In my research, I've been very heartened by how many options there are for eco-friendly, zero-waste, vegan, and recyclable cosmetics and beauty products. Be sure to check out my guide to the 6 best zero waste beauty brands.

Why do I need to get rid of old cosmetics and lotions?

As it is with most things, cosmetics and lotions won't last forever. As a rule of thumb, makeup and lotions should be disposed of after 2 years while products with active ingredients such as acids will last for a shorter period and require storage (they will often have an expiration date underneath the product or on the label).

Can you recycle personal care products?

Well, it depends. You can either recycle personal care items on your own (making sure to carefully research how to do so beforehand), or you could look up cosmetic buyback programs that will take the items off your hand at no added cost and recycle them on your behalf.

Final thoughts

The difference between an old cosmetic product that ends up polluting the environment and an old cosmetic product that ends up safely recycled or disposed of is you. This is why research and education around thorough recycling and the disposing of products is so important when on your zero-waste journey.

Moving forward, it is important to note what the items we purchase are not only made with but stored in. That way our future selves can be saved a lot of work and, in the instances where recycling and reusing is not possible, setbacks.

Though a little mascara and the slathering of a deliciously scented cream go a long way, real beauty comes from our actions. Here's to beauty being a "doing" word.

TABLE OF CONTENTS

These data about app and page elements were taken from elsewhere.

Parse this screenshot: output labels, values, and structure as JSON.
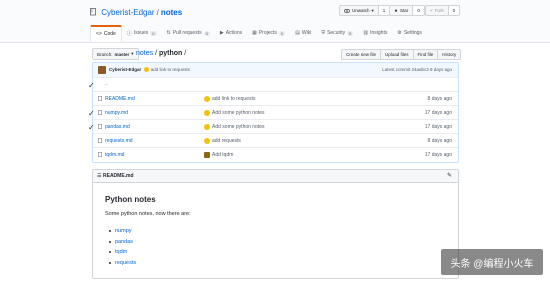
{
  "header": {
    "owner": "Cyberist-Edgar",
    "separator": "/",
    "repo": "notes",
    "watch": {
      "label": "Unwatch",
      "count": "1"
    },
    "star": {
      "label": "Star",
      "count": "0"
    },
    "fork": {
      "label": "Fork",
      "count": "0"
    }
  },
  "tabs": [
    {
      "label": "Code",
      "icon": "code-icon"
    },
    {
      "label": "Issues",
      "count": "0",
      "icon": "issue-icon"
    },
    {
      "label": "Pull requests",
      "count": "0",
      "icon": "pull-request-icon"
    },
    {
      "label": "Actions",
      "icon": "play-icon"
    },
    {
      "label": "Projects",
      "count": "0",
      "icon": "project-icon"
    },
    {
      "label": "Wiki",
      "icon": "book-icon"
    },
    {
      "label": "Security",
      "count": "0",
      "icon": "shield-icon"
    },
    {
      "label": "Insights",
      "icon": "graph-icon"
    },
    {
      "label": "Settings",
      "icon": "gear-icon"
    }
  ],
  "toolbar": {
    "branch_prefix": "Branch:",
    "branch": "master",
    "path_root": "notes",
    "path_sep": "/",
    "path_dir": "python",
    "path_trail": "/",
    "create_file": "Create new file",
    "upload_files": "Upload files",
    "find_file": "Find file",
    "history": "History"
  },
  "commit": {
    "author": "Cyberist-Edgar",
    "message": "add link to requests",
    "latest": "Latest commit 24aabc3 8 days ago"
  },
  "parent_dir": "..",
  "files": [
    {
      "name": "README.md",
      "message": "add link to requests",
      "age": "8 days ago"
    },
    {
      "name": "numpy.md",
      "message": "Add some python notes",
      "age": "17 days ago"
    },
    {
      "name": "pandas.md",
      "message": "Add some python notes",
      "age": "17 days ago"
    },
    {
      "name": "requests.md",
      "message": "add requests",
      "age": "8 days ago"
    },
    {
      "name": "tqdm.md",
      "message": "Add tqdm",
      "age": "17 days ago"
    }
  ],
  "readme": {
    "filename": "README.md",
    "title": "Python notes",
    "intro": "Some python notes, now there are:",
    "links": [
      "numpy",
      "pandas",
      "tqdm",
      "requests"
    ]
  },
  "watermark": "头条 @编程小火车",
  "colors": {
    "link": "#0366d6",
    "accent_tab": "#e36209",
    "commit_bar": "#f1f8ff"
  }
}
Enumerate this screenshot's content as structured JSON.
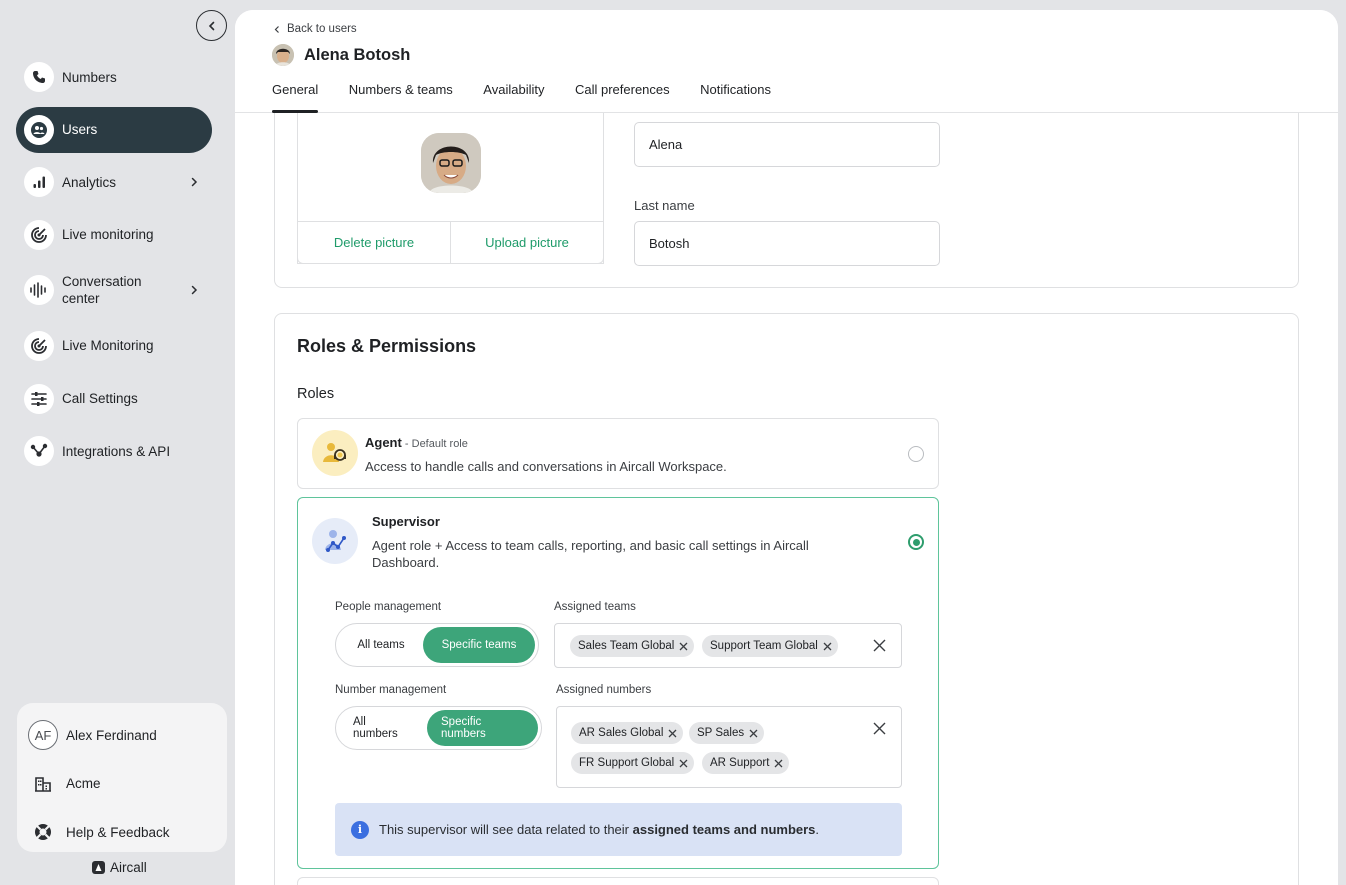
{
  "sidebar": {
    "items": [
      {
        "label": "Numbers",
        "icon": "phone-icon"
      },
      {
        "label": "Users",
        "icon": "users-icon"
      },
      {
        "label": "Analytics",
        "icon": "bar-chart-icon"
      },
      {
        "label": "Live monitoring",
        "icon": "live-icon"
      },
      {
        "label": "Conversation center",
        "icon": "waveform-icon"
      },
      {
        "label": "Live Monitoring",
        "icon": "live-icon"
      },
      {
        "label": "Call Settings",
        "icon": "sliders-icon"
      },
      {
        "label": "Integrations & API",
        "icon": "integrations-icon"
      }
    ],
    "account": {
      "initials": "AF",
      "name": "Alex Ferdinand",
      "company": "Acme",
      "help": "Help & Feedback"
    },
    "brand": "Aircall"
  },
  "header": {
    "back_label": "Back to users",
    "title": "Alena Botosh",
    "tabs": [
      "General",
      "Numbers & teams",
      "Availability",
      "Call preferences",
      "Notifications"
    ]
  },
  "profile": {
    "delete_picture": "Delete picture",
    "upload_picture": "Upload picture",
    "first_name_value": "Alena",
    "last_name_label": "Last name",
    "last_name_value": "Botosh"
  },
  "roles": {
    "section_title": "Roles & Permissions",
    "roles_label": "Roles",
    "agent": {
      "name": "Agent",
      "sub": " - Default role",
      "desc": "Access to handle calls and conversations in Aircall Workspace."
    },
    "supervisor": {
      "name": "Supervisor",
      "desc": "Agent role + Access to team calls, reporting, and basic call settings in Aircall Dashboard.",
      "people_label": "People management",
      "people_options": [
        "All teams",
        "Specific teams"
      ],
      "teams_label": "Assigned teams",
      "teams": [
        "Sales Team Global",
        "Support Team Global"
      ],
      "number_label": "Number management",
      "number_options": [
        "All numbers",
        "Specific numbers"
      ],
      "numbers_label": "Assigned numbers",
      "numbers": [
        "AR Sales Global",
        "SP Sales",
        "FR Support Global",
        "AR Support"
      ],
      "info_prefix": "This supervisor will see data related to their ",
      "info_bold": "assigned teams and numbers",
      "info_suffix": "."
    }
  }
}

Follow Us
linkedin facebook pinterest youtube rss twitter instagram facebook-blank rss-blank linkedin-blank pinterest youtube twitter instagram